Pageantry. The very lack of full dress uniforms whetted the appetite of onlookers for the splendor of the day.
The Sovereign's escort wore khaki instead of their usual gold and blue. It had already rehearsed in full uniform along Rotten Row some days before: "We hadn't worn the cuirass [breastplates] since King Khalid of Saudi Arabia was here," explained an adjutant to newsmen at the time. They're heavy you know, and they confine the neck somewhat." It takes each man eight hours to prepare his full uniform. They carried their silver swords pointing straight up as they rode. Their empty scabbards jounced against stirrups. Horses snorted and strained.
Mounted police were plain in dark blue. On the day, Assistant Commissioner Wilfrid Gibson will sport a cocked hat with plume of swan feathers, velvet gauntlet cuffs embroided with silver oak leaves and acorns, silver and black shoulder cords on his dark blue tunic, silver oak leaf lace stripes and his trousers, a silver waistsash, boots, spurs, and white gloves.
Other mounted men will wear silver aiguillettes and "pouch belts" worn diagonally across the chest, and originally used for carrying messages.
Coaches in the rehearsal were closed, but their maroon paint and gold and crimson trim, was splendid indeed.
In all there are three separate processions going to St. Pauls: the Queen's (eight coaches in all, including her immediate family, and the families of the dukes of Gloucester, Kent, and Princess Alexandra) Prince Charles (accompanied by his brother Prince Andrew in the 1902 State Landau drawn by four grays), and Lady Diana Spencer in the Glass Coach, made in 1910.
On Sunday we waited half an hour between each of the three processions to the cathedral. The Crown Equerry accompanied each one, timed it, and supervised it, then raced back along the route by car to accompany the next.
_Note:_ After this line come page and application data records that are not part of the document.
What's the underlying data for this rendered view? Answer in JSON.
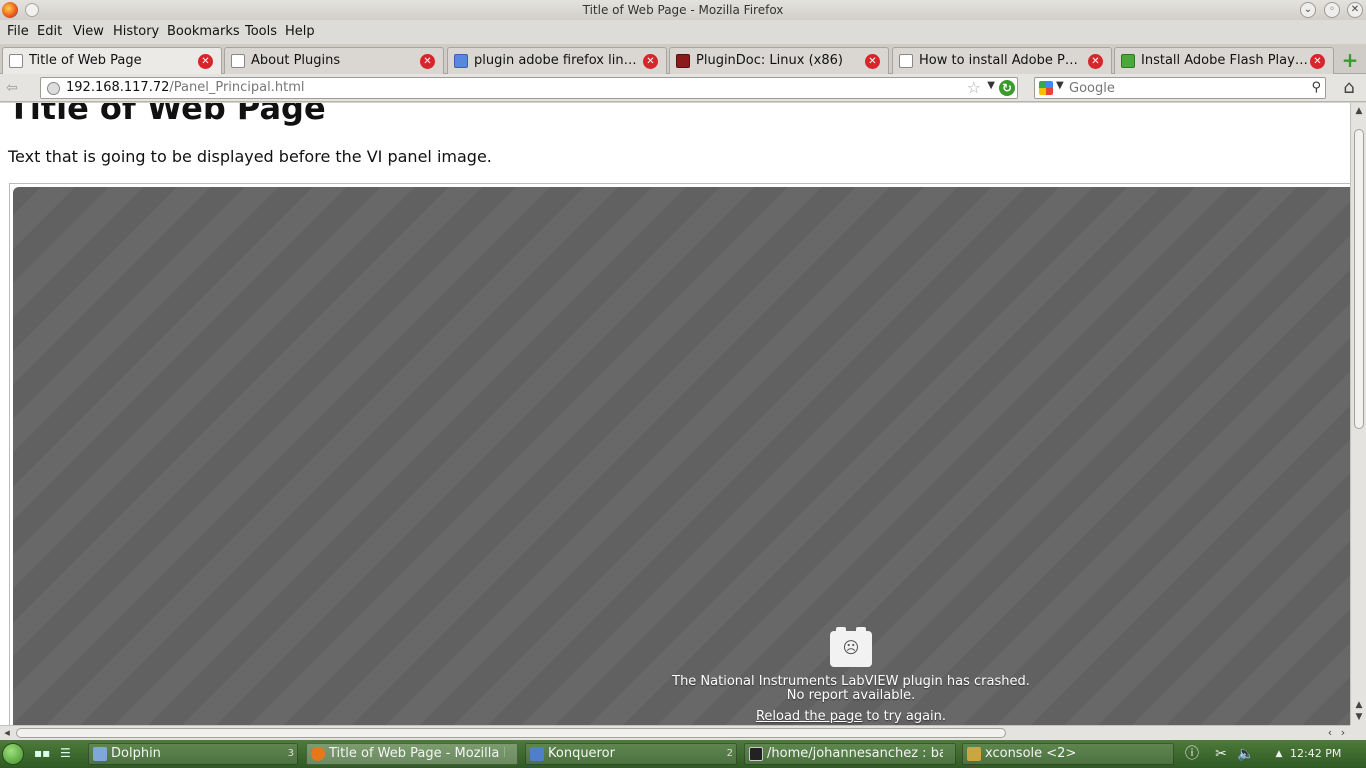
{
  "window": {
    "title": "Title of Web Page - Mozilla Firefox"
  },
  "menu": [
    "File",
    "Edit",
    "View",
    "History",
    "Bookmarks",
    "Tools",
    "Help"
  ],
  "tabs": [
    {
      "label": "Title of Web Page",
      "active": true
    },
    {
      "label": "About Plugins",
      "active": false
    },
    {
      "label": "plugin adobe firefox linux ...",
      "active": false
    },
    {
      "label": "PluginDoc: Linux (x86)",
      "active": false
    },
    {
      "label": "How to install Adobe PDF ...",
      "active": false
    },
    {
      "label": "Install Adobe Flash Player ...",
      "active": false
    }
  ],
  "nav": {
    "url_host": "192.168.117.72",
    "url_path": "/Panel_Principal.html",
    "search_placeholder": "Google"
  },
  "page": {
    "title": "Title of Web Page",
    "intro": "Text that is going to be displayed before the VI panel image.",
    "crash_line1": "The National Instruments LabVIEW plugin has crashed.",
    "crash_line2": "No report available.",
    "reload_link": "Reload the page",
    "reload_suffix": " to try again."
  },
  "taskbar": {
    "tasks": [
      {
        "label": "Dolphin",
        "count": "3"
      },
      {
        "label": "Title of Web Page - Mozilla Firefox",
        "count": ""
      },
      {
        "label": "Konqueror",
        "count": "2"
      },
      {
        "label": "/home/johannesanchez : bash",
        "count": ""
      },
      {
        "label": "xconsole <2>",
        "count": ""
      }
    ],
    "clock": "12:42 PM"
  }
}
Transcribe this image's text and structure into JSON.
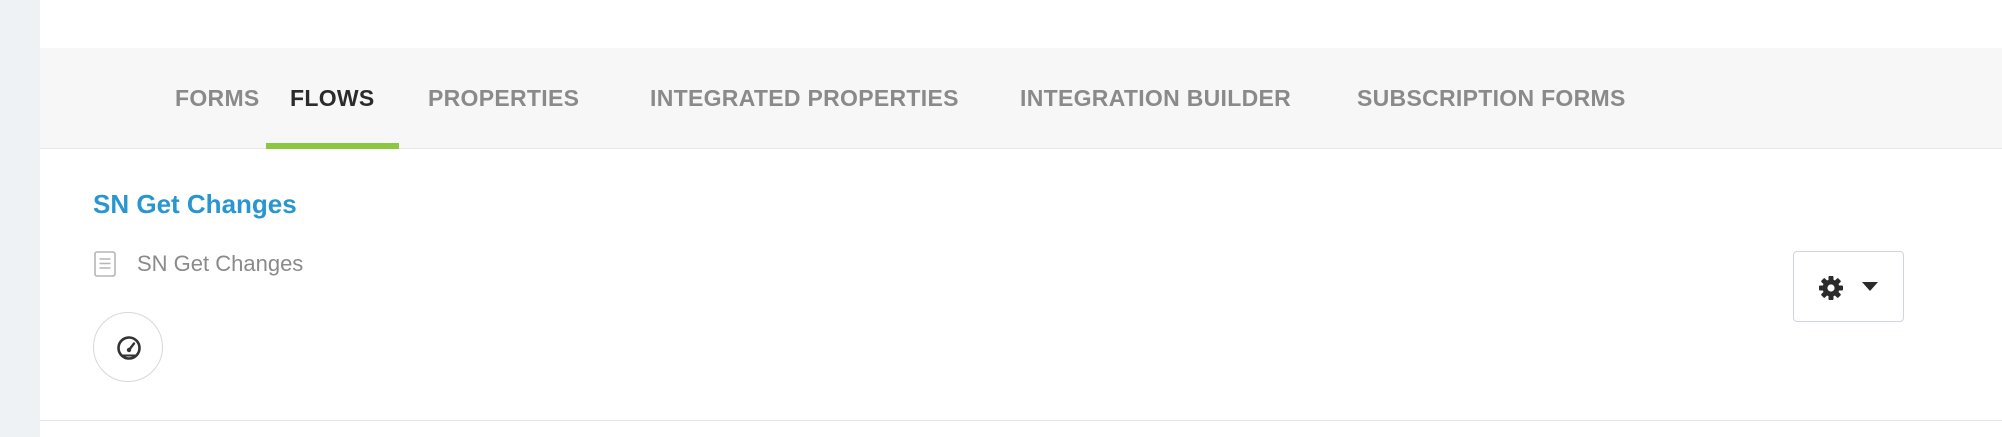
{
  "tabs": [
    {
      "label": "FORMS",
      "active": false
    },
    {
      "label": "FLOWS",
      "active": true
    },
    {
      "label": "PROPERTIES",
      "active": false
    },
    {
      "label": "INTEGRATED PROPERTIES",
      "active": false
    },
    {
      "label": "INTEGRATION BUILDER",
      "active": false
    },
    {
      "label": "SUBSCRIPTION FORMS",
      "active": false
    }
  ],
  "flow": {
    "title": "SN Get Changes",
    "description": "SN Get Changes"
  },
  "icons": {
    "document": "document-icon",
    "dashboard": "dashboard-gauge-icon",
    "settings": "gear-icon",
    "caret": "caret-down-icon"
  },
  "colors": {
    "active_tab_underline": "#8dc63f",
    "link": "#2896cf",
    "inactive_tab_text": "#8a8a8a",
    "active_tab_text": "#2b2b2b"
  }
}
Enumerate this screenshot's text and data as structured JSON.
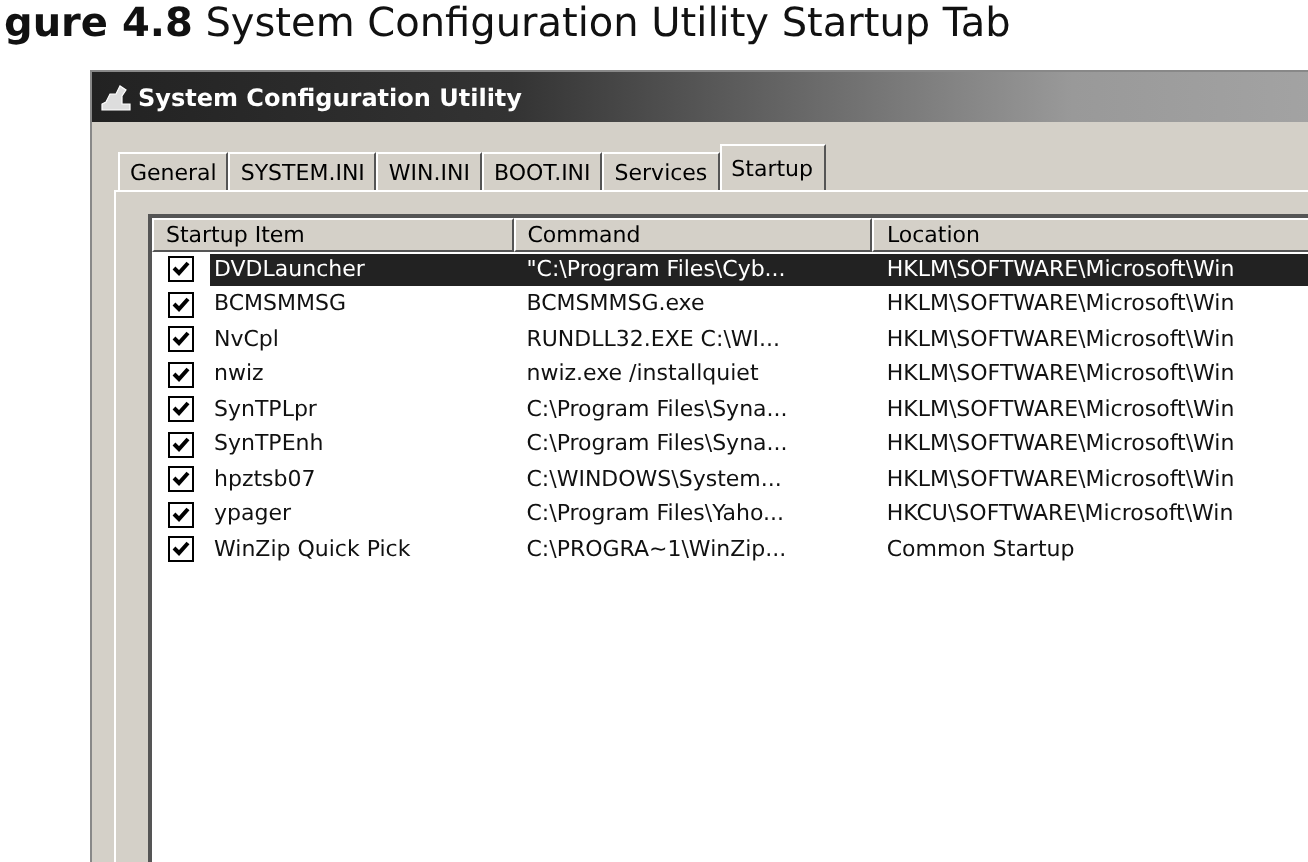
{
  "caption": "**gure 4.8** System Configuration Utility Startup Tab",
  "window": {
    "title": "System Configuration Utility"
  },
  "tabs": [
    {
      "label": "General",
      "selected": false
    },
    {
      "label": "SYSTEM.INI",
      "selected": false
    },
    {
      "label": "WIN.INI",
      "selected": false
    },
    {
      "label": "BOOT.INI",
      "selected": false
    },
    {
      "label": "Services",
      "selected": false
    },
    {
      "label": "Startup",
      "selected": true
    }
  ],
  "table": {
    "columns": [
      "Startup Item",
      "Command",
      "Location"
    ],
    "rows": [
      {
        "checked": true,
        "selected": true,
        "cells": [
          "DVDLauncher",
          "\"C:\\Program Files\\Cyb...",
          "HKLM\\SOFTWARE\\Microsoft\\Win"
        ]
      },
      {
        "checked": true,
        "selected": false,
        "cells": [
          "BCMSMMSG",
          "BCMSMMSG.exe",
          "HKLM\\SOFTWARE\\Microsoft\\Win"
        ]
      },
      {
        "checked": true,
        "selected": false,
        "cells": [
          "NvCpl",
          "RUNDLL32.EXE C:\\WI...",
          "HKLM\\SOFTWARE\\Microsoft\\Win"
        ]
      },
      {
        "checked": true,
        "selected": false,
        "cells": [
          "nwiz",
          "nwiz.exe /installquiet",
          "HKLM\\SOFTWARE\\Microsoft\\Win"
        ]
      },
      {
        "checked": true,
        "selected": false,
        "cells": [
          "SynTPLpr",
          "C:\\Program Files\\Syna...",
          "HKLM\\SOFTWARE\\Microsoft\\Win"
        ]
      },
      {
        "checked": true,
        "selected": false,
        "cells": [
          "SynTPEnh",
          "C:\\Program Files\\Syna...",
          "HKLM\\SOFTWARE\\Microsoft\\Win"
        ]
      },
      {
        "checked": true,
        "selected": false,
        "cells": [
          "hpztsb07",
          "C:\\WINDOWS\\System...",
          "HKLM\\SOFTWARE\\Microsoft\\Win"
        ]
      },
      {
        "checked": true,
        "selected": false,
        "cells": [
          "ypager",
          "C:\\Program Files\\Yaho...",
          "HKCU\\SOFTWARE\\Microsoft\\Win"
        ]
      },
      {
        "checked": true,
        "selected": false,
        "cells": [
          "WinZip Quick Pick",
          "C:\\PROGRA~1\\WinZip...",
          "Common Startup"
        ]
      }
    ]
  }
}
A magnificent royal Rolls Royce moved past at one point, its royal crest above the windscreen sheathed in a black cover. Drivers of some of the smaller coaches in the Queen's procession had wrapped black water- proof rugs around their legs. Gorgeous red and gold postillion cloths were covered in clear plastic.
If (perish the thought) it rains on the day, the Queen will use the ornate, roofed-in Irish State Coach, Prince Charles moves to the similarly covered Scottish State Coach, but the bride stays in the Glass Coach, which is covered (and specially lit with flourescent lights) as well.
As the entire procession returned from the cathedral, the empty 1902 State Landau leading the way (the royal couple will be in it on the day). It took only six minutes to pass me.
Security. Police were everywhere, lining Trafalgar Square, facing the crowds (as they will be on the wedding day) but sneaking looks at the horses anyway.
"Whose is that camera up there?" Asked a police captain to an American crew, pointing to the top of a building on the square. (It was British.) "Will all you people be here on the day? All right: I will need you to tell me about any faces you don't recognize."
He spotted my green tie with Irish harps on it I happened to have bought in Dublin. "Don't wear anything like that on the day," he said, only half-joking. "We home in on anything like that."
The possibility of violence or even attempted assassinations by the Provisional wing of the Illegal Irish Republican Army rev mains only too worrying to police and armed forces.
Every building on the procession route has been visited by police, spokesmen say. Names of people who have to work on the day have been submitted. Doors onto the route will be locked.
Police dogs will help search selected buildings on the day. Police have asked onlookers to report anything suspicious to the nearest policeman at once.
(Police "Notes for Guidance of Spectators" also advise: "Don't bring chairs, stools, or boxes to stand on. . . . Don't bring camping fires or camp beds . . . . Do remember, "thieves love crowds . . . .' Do beware of street photographers after huge profits, street traders offering amazing bargains, and street gamesters suggesting chances to easy money through gambling.)
Thousands of extra police are on duty around the city. Battersea Park, on the south bank of the River Thames has been turned into a police camp, under strict security.